__WORK ORDER__
Return the entries below word for word. No picture belongs in the copy.

__DATA SHOWN__
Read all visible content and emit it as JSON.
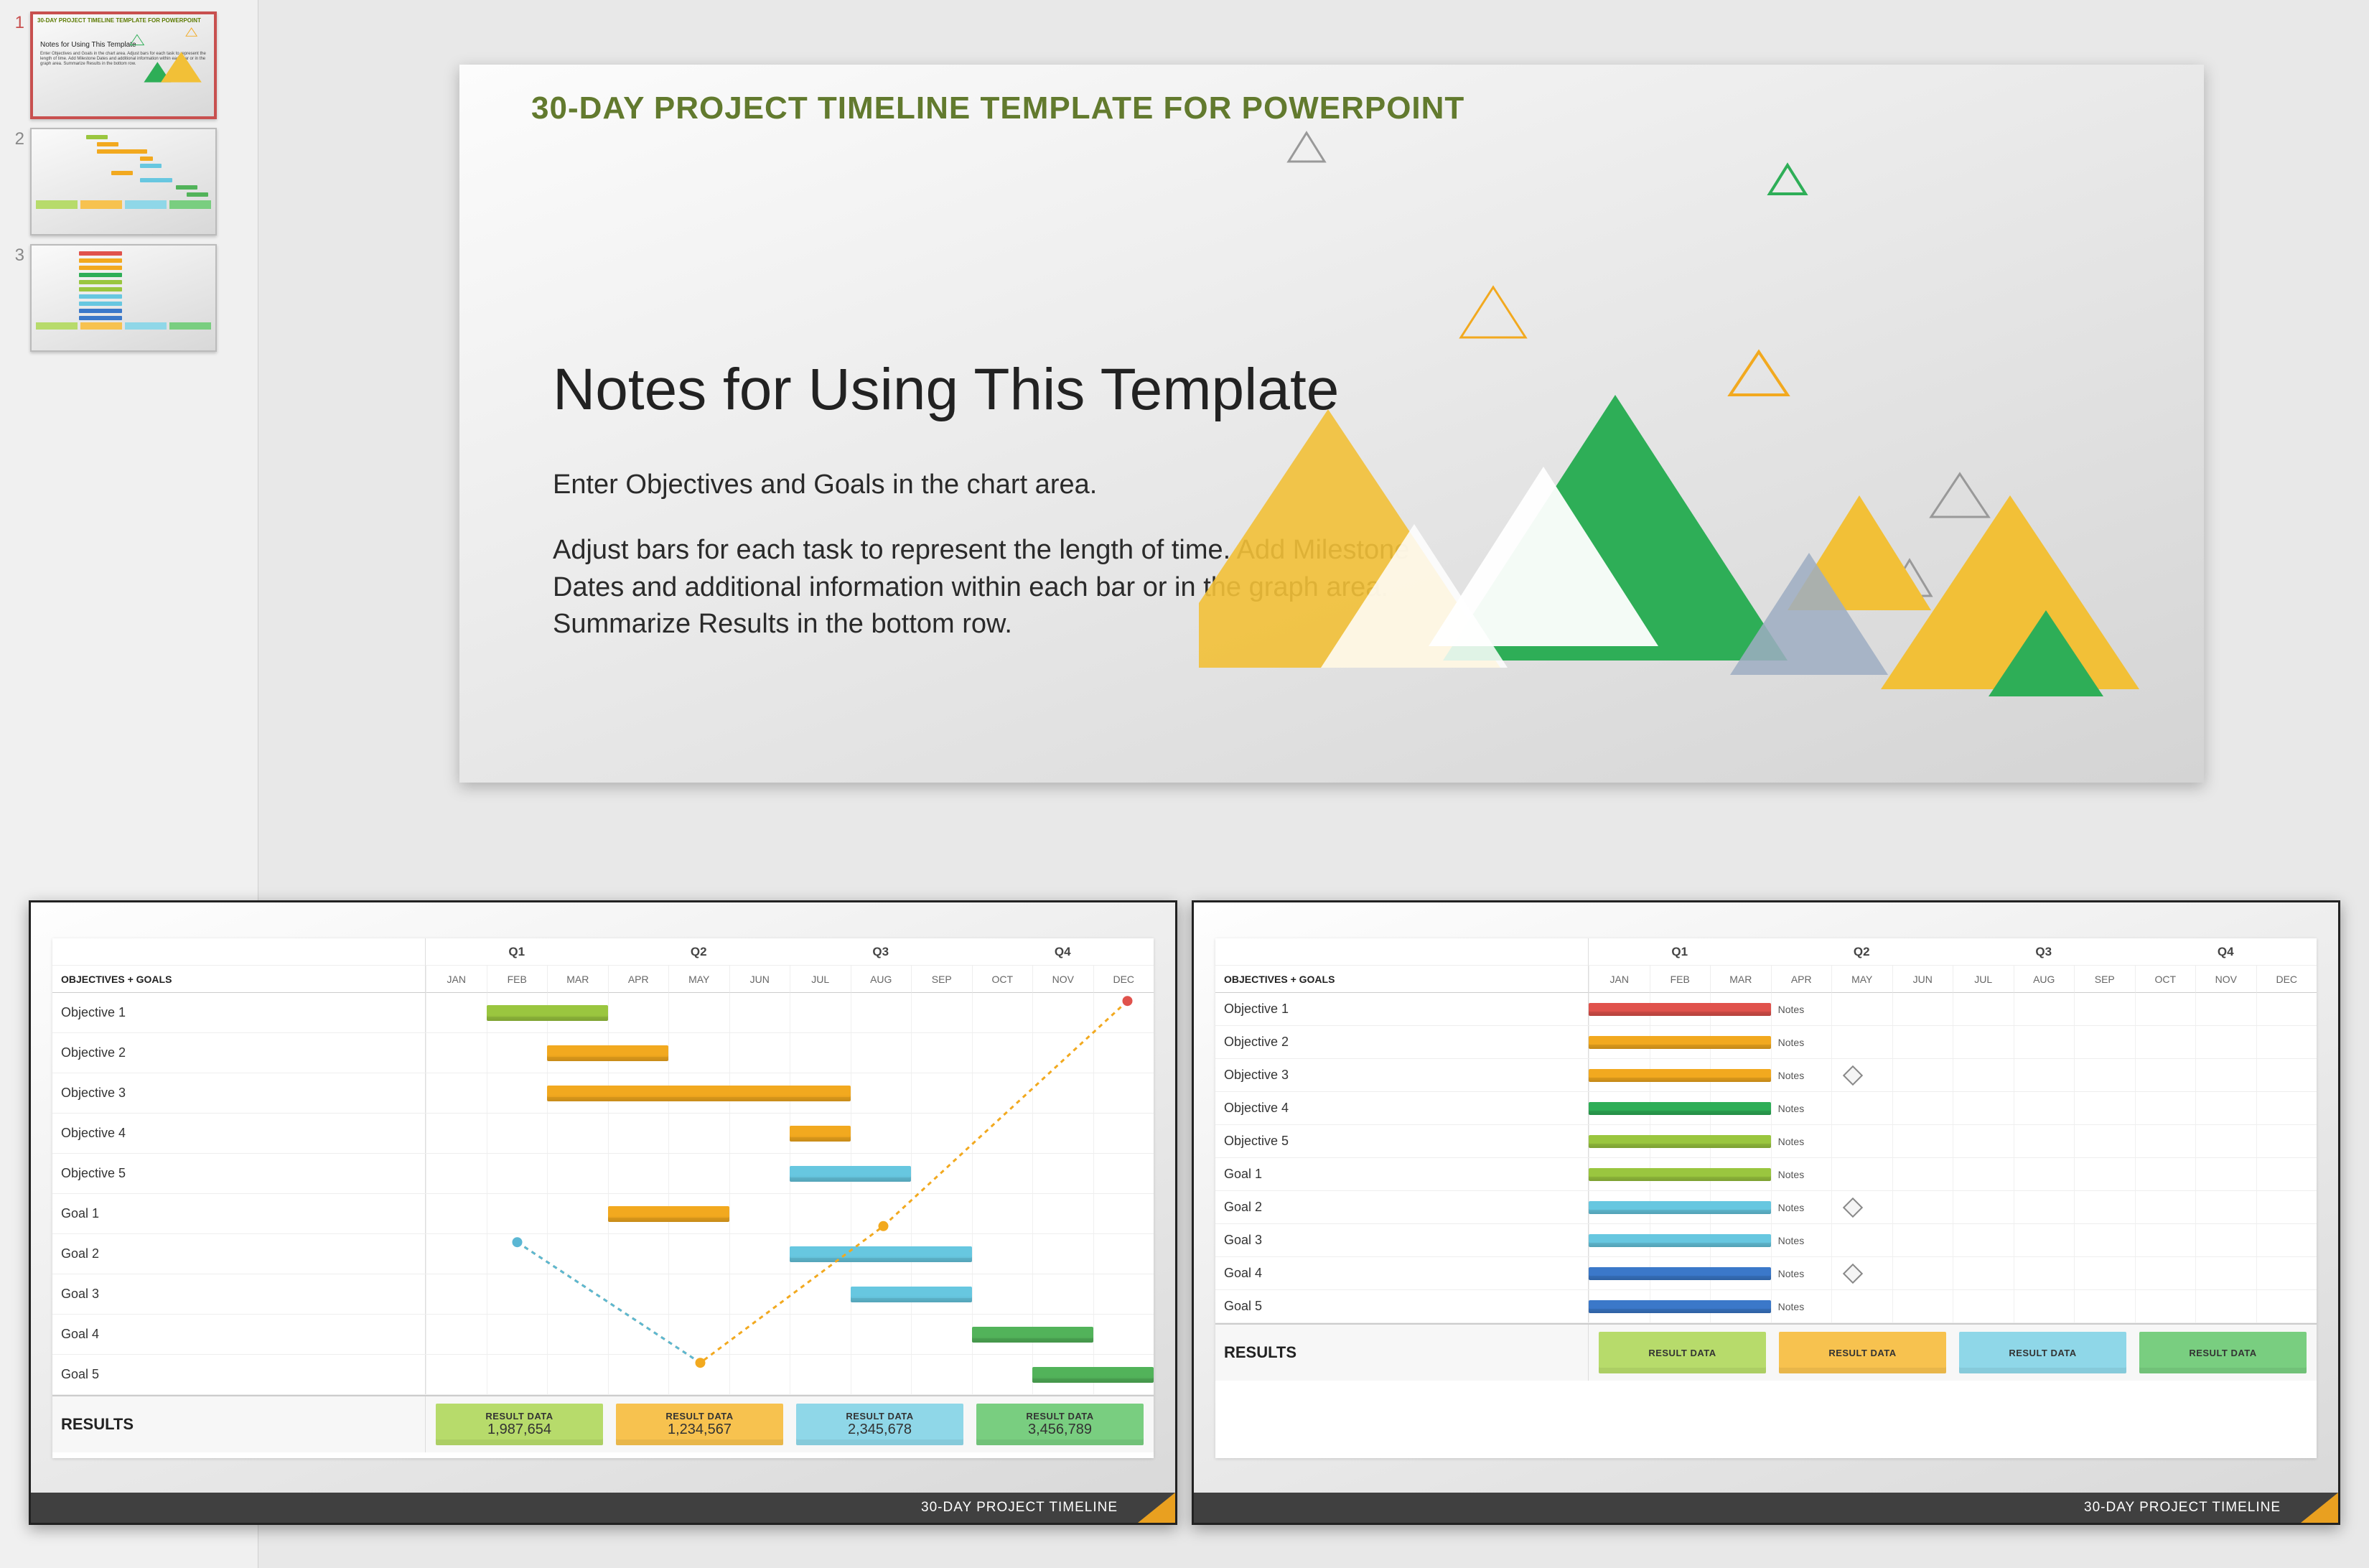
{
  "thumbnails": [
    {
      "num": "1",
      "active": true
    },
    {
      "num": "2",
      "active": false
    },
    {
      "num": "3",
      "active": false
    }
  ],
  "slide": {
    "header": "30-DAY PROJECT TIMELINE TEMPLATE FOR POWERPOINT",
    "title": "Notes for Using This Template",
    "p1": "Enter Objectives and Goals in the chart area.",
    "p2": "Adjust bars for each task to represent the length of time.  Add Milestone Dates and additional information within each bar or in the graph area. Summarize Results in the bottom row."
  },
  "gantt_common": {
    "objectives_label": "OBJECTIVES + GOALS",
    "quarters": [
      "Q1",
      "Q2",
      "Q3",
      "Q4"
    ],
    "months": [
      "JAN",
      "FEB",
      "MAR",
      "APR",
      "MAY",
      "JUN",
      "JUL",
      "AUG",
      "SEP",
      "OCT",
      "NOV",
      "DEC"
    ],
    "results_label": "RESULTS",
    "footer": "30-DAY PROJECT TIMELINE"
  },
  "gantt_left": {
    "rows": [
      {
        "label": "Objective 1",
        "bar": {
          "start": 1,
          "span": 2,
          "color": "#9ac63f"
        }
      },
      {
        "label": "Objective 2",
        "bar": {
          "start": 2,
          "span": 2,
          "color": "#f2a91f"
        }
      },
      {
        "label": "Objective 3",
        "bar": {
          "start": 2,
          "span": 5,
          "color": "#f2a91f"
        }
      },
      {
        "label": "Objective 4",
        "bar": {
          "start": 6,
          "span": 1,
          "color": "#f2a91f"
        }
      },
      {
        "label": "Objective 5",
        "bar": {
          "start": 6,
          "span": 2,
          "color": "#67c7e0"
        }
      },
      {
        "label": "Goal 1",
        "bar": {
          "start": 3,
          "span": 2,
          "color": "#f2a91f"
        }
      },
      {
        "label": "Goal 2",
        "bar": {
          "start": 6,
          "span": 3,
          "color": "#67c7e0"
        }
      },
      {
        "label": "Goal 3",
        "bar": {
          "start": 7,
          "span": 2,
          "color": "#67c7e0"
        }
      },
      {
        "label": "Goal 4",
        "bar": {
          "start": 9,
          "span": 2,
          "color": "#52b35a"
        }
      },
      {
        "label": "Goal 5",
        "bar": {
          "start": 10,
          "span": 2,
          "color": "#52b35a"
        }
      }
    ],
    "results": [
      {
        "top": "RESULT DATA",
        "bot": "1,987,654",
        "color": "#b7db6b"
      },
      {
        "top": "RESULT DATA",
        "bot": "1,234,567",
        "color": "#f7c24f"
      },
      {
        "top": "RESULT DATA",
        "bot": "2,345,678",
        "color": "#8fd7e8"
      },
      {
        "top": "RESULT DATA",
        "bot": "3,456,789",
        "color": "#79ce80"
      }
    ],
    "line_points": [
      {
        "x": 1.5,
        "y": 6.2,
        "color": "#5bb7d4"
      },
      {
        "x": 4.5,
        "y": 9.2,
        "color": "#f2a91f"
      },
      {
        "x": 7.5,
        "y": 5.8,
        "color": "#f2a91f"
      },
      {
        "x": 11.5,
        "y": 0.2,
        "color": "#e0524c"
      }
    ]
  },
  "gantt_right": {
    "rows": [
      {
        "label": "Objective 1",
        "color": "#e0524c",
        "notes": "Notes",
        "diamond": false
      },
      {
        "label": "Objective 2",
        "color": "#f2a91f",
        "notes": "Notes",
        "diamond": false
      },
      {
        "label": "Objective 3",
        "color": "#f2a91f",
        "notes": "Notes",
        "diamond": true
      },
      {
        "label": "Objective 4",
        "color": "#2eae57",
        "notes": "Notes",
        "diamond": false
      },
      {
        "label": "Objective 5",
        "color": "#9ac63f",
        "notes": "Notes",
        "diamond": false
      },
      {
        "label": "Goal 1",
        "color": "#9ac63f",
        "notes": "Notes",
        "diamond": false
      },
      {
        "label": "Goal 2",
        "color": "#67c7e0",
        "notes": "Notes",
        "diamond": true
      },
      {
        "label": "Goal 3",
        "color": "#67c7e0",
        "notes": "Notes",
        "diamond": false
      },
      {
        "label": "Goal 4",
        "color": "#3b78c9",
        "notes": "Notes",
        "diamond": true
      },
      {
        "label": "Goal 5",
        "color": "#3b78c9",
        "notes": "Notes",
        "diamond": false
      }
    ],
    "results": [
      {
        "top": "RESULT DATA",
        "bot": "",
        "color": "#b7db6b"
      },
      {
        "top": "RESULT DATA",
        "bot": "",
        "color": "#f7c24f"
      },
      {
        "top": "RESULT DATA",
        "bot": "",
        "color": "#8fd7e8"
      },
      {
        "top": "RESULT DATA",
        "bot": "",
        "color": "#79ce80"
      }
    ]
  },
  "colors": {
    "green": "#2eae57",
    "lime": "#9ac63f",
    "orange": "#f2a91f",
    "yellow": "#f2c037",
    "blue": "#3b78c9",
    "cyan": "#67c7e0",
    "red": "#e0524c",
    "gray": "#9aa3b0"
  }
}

__EXERCISE ANSWER__
Read all visible content and emit it as JSON.
{
  "thumbnails": [
    {
      "num": "1",
      "active": true
    },
    {
      "num": "2",
      "active": false
    },
    {
      "num": "3",
      "active": false
    }
  ],
  "slide": {
    "header": "30-DAY PROJECT TIMELINE TEMPLATE FOR POWERPOINT",
    "title": "Notes for Using This Template",
    "p1": "Enter Objectives and Goals in the chart area.",
    "p2": "Adjust bars for each task to represent the length of time.  Add Milestone Dates and additional information within each bar or in the graph area. Summarize Results in the bottom row."
  },
  "gantt_common": {
    "objectives_label": "OBJECTIVES + GOALS",
    "quarters": [
      "Q1",
      "Q2",
      "Q3",
      "Q4"
    ],
    "months": [
      "JAN",
      "FEB",
      "MAR",
      "APR",
      "MAY",
      "JUN",
      "JUL",
      "AUG",
      "SEP",
      "OCT",
      "NOV",
      "DEC"
    ],
    "results_label": "RESULTS",
    "footer": "30-DAY PROJECT TIMELINE"
  },
  "gantt_left": {
    "rows": [
      {
        "label": "Objective 1",
        "bar": {
          "start": 1,
          "span": 2,
          "color": "#9ac63f"
        }
      },
      {
        "label": "Objective 2",
        "bar": {
          "start": 2,
          "span": 2,
          "color": "#f2a91f"
        }
      },
      {
        "label": "Objective 3",
        "bar": {
          "start": 2,
          "span": 5,
          "color": "#f2a91f"
        }
      },
      {
        "label": "Objective 4",
        "bar": {
          "start": 6,
          "span": 1,
          "color": "#f2a91f"
        }
      },
      {
        "label": "Objective 5",
        "bar": {
          "start": 6,
          "span": 2,
          "color": "#67c7e0"
        }
      },
      {
        "label": "Goal 1",
        "bar": {
          "start": 3,
          "span": 2,
          "color": "#f2a91f"
        }
      },
      {
        "label": "Goal 2",
        "bar": {
          "start": 6,
          "span": 3,
          "color": "#67c7e0"
        }
      },
      {
        "label": "Goal 3",
        "bar": {
          "start": 7,
          "span": 2,
          "color": "#67c7e0"
        }
      },
      {
        "label": "Goal 4",
        "bar": {
          "start": 9,
          "span": 2,
          "color": "#52b35a"
        }
      },
      {
        "label": "Goal 5",
        "bar": {
          "start": 10,
          "span": 2,
          "color": "#52b35a"
        }
      }
    ],
    "results": [
      {
        "top": "RESULT DATA",
        "bot": "1,987,654",
        "color": "#b7db6b"
      },
      {
        "top": "RESULT DATA",
        "bot": "1,234,567",
        "color": "#f7c24f"
      },
      {
        "top": "RESULT DATA",
        "bot": "2,345,678",
        "color": "#8fd7e8"
      },
      {
        "top": "RESULT DATA",
        "bot": "3,456,789",
        "color": "#79ce80"
      }
    ],
    "line_points": [
      {
        "x": 1.5,
        "y": 6.2,
        "color": "#5bb7d4"
      },
      {
        "x": 4.5,
        "y": 9.2,
        "color": "#f2a91f"
      },
      {
        "x": 7.5,
        "y": 5.8,
        "color": "#f2a91f"
      },
      {
        "x": 11.5,
        "y": 0.2,
        "color": "#e0524c"
      }
    ]
  },
  "gantt_right": {
    "rows": [
      {
        "label": "Objective 1",
        "color": "#e0524c",
        "notes": "Notes",
        "diamond": false
      },
      {
        "label": "Objective 2",
        "color": "#f2a91f",
        "notes": "Notes",
        "diamond": false
      },
      {
        "label": "Objective 3",
        "color": "#f2a91f",
        "notes": "Notes",
        "diamond": true
      },
      {
        "label": "Objective 4",
        "color": "#2eae57",
        "notes": "Notes",
        "diamond": false
      },
      {
        "label": "Objective 5",
        "color": "#9ac63f",
        "notes": "Notes",
        "diamond": false
      },
      {
        "label": "Goal 1",
        "color": "#9ac63f",
        "notes": "Notes",
        "diamond": false
      },
      {
        "label": "Goal 2",
        "color": "#67c7e0",
        "notes": "Notes",
        "diamond": true
      },
      {
        "label": "Goal 3",
        "color": "#67c7e0",
        "notes": "Notes",
        "diamond": false
      },
      {
        "label": "Goal 4",
        "color": "#3b78c9",
        "notes": "Notes",
        "diamond": true
      },
      {
        "label": "Goal 5",
        "color": "#3b78c9",
        "notes": "Notes",
        "diamond": false
      }
    ],
    "results": [
      {
        "top": "RESULT DATA",
        "bot": "",
        "color": "#b7db6b"
      },
      {
        "top": "RESULT DATA",
        "bot": "",
        "color": "#f7c24f"
      },
      {
        "top": "RESULT DATA",
        "bot": "",
        "color": "#8fd7e8"
      },
      {
        "top": "RESULT DATA",
        "bot": "",
        "color": "#79ce80"
      }
    ]
  },
  "colors": {
    "green": "#2eae57",
    "lime": "#9ac63f",
    "orange": "#f2a91f",
    "yellow": "#f2c037",
    "blue": "#3b78c9",
    "cyan": "#67c7e0",
    "red": "#e0524c",
    "gray": "#9aa3b0"
  }
}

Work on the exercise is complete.